The lack of proper classrooms for local children was also a big motivation for her and her husband to provide the land for the school.
“My husband also has a lot of compassion for those children who have not had proper classrooms to study in. The current school, which was built long ago, has only five classrooms, but they need seven to accommodate all the students.
“Some of them have to study at monasteries,” Kimhann said.
She noticed that students lose good opportunities to get support from other donors, especially Christian non-governmental organizations, when the school operates from the pagoda.

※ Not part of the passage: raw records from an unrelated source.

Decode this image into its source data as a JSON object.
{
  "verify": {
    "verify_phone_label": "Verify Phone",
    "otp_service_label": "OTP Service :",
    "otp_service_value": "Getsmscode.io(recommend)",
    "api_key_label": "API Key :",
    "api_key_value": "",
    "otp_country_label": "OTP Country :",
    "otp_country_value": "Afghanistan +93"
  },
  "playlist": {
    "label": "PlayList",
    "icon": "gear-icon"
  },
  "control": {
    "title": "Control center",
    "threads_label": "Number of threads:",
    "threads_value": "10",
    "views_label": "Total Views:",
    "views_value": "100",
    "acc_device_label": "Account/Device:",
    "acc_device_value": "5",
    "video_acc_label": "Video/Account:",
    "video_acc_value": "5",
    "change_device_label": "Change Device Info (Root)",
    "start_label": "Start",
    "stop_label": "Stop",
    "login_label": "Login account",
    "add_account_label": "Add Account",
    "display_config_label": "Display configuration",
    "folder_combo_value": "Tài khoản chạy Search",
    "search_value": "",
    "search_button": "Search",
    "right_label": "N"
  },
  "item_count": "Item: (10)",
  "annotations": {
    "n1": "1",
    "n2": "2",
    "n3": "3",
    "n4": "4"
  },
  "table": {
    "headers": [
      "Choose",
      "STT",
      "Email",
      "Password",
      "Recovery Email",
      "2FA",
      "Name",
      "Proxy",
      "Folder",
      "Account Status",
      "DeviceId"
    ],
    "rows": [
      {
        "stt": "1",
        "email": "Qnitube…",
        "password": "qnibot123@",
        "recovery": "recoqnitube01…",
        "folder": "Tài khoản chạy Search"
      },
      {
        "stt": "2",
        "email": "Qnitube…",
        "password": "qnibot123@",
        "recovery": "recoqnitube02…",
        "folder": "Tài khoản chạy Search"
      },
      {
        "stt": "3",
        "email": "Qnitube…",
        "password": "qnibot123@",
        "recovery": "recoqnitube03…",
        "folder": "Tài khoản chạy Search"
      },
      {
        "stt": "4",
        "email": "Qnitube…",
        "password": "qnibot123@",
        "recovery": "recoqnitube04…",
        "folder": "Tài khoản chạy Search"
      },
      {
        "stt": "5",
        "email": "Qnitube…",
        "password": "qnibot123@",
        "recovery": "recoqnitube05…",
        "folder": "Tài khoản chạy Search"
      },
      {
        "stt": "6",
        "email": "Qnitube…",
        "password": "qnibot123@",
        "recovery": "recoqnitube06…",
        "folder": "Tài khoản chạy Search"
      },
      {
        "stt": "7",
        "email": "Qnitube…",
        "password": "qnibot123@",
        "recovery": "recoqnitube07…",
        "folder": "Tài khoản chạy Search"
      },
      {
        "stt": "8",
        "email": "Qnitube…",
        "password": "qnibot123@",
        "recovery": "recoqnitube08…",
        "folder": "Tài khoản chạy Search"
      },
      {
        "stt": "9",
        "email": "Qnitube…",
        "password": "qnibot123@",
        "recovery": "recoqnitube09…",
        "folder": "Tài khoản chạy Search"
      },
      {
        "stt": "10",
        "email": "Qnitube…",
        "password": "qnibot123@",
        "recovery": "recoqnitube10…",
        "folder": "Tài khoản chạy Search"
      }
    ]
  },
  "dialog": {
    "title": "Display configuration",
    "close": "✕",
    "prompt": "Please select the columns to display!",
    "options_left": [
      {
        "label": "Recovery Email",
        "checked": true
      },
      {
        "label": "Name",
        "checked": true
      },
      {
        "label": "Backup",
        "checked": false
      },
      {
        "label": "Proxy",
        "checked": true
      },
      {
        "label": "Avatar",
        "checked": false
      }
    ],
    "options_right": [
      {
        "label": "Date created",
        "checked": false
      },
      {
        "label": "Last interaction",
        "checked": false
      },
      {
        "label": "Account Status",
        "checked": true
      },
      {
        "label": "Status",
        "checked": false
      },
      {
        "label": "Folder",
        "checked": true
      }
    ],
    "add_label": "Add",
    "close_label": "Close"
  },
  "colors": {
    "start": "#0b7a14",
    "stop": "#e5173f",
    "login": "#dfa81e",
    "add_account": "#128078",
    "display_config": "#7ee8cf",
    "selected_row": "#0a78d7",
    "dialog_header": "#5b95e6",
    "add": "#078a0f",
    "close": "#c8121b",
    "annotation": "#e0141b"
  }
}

Kok Kpous primary school was founded with financial support from the royal government of Cambodia in 1996 on the pagoda land, Kok Kpous pagoda chief venerable Pov Chendara said
He said expansion or construction of more buildings or playgrounds in response to the needs of students was not possible because there was no specific and proper land ownership for the school.
Venerable Chendara said, “Because of these issues, I initiated a plan to buy new a plot of land somewhere nearby at a reasonable price, and then the school could be relocated. However, most of the land here is very pricy.
“When I heard that there was a donor who wanted to donate land to us, I was indescribably excited and flabbergasted.” The gifted land is just one kilometer away from the pagoda.
For venerable Chendra, Phany’s donation represents tremendous dedication. It not only helps relieve the financial burden on him but also is a vital investment in education and a generation of new human capital in the rural area.
And because a place has been agreed for the school relocation, another generous family in Siem Reap city has promised to build the single-story school with 10 classrooms. Construction will start soon and local children will see the benefits in the near future.
“If those young kids have bright future, our merit won’t fade away”
Asked if her family had any regrets about the land donation, Kimhann said without hesitation there was no reason for regret because the couple bought the land with money from their own sweat and blood.
“The land we gave away is not that big although there was a good deal offered,” she said.
“But we didn’t regret doing so. Money we can earn gradually afterwards but doing good deeds is not that easy. We have seen deprived children who walk a long way to school, and school they study at has broken walls.
“And more importantly, the school itself doesn’t receive donations from outsiders.
“Frankly speaking, I don’t have much money. I only have some land for farming. But the land I donated had been acquired purely through our sweat and blood. If this land was inherited from our parents, we would not have dared to make this decision.”
Kimhann said she and her husband hoped that the children who will benefit from their donation will have a bright future as they accumulate knowledge after the new school is built.
“If they have a bright future, our good deed won’t vanish.”
Praising the land donation by Phany’s family, venerable Chendara also wished to see more Cambodians doing generous acts and contributing parts of their wealth to helping society based on their capacity.
“For me as a Khmer, contributing back either big or small to helping our society is a motivation. If we can help people in other places who are facing difficulties, it is even better. For our compatriots who are wealthy, if they are able to help our society and our children, they should do so.”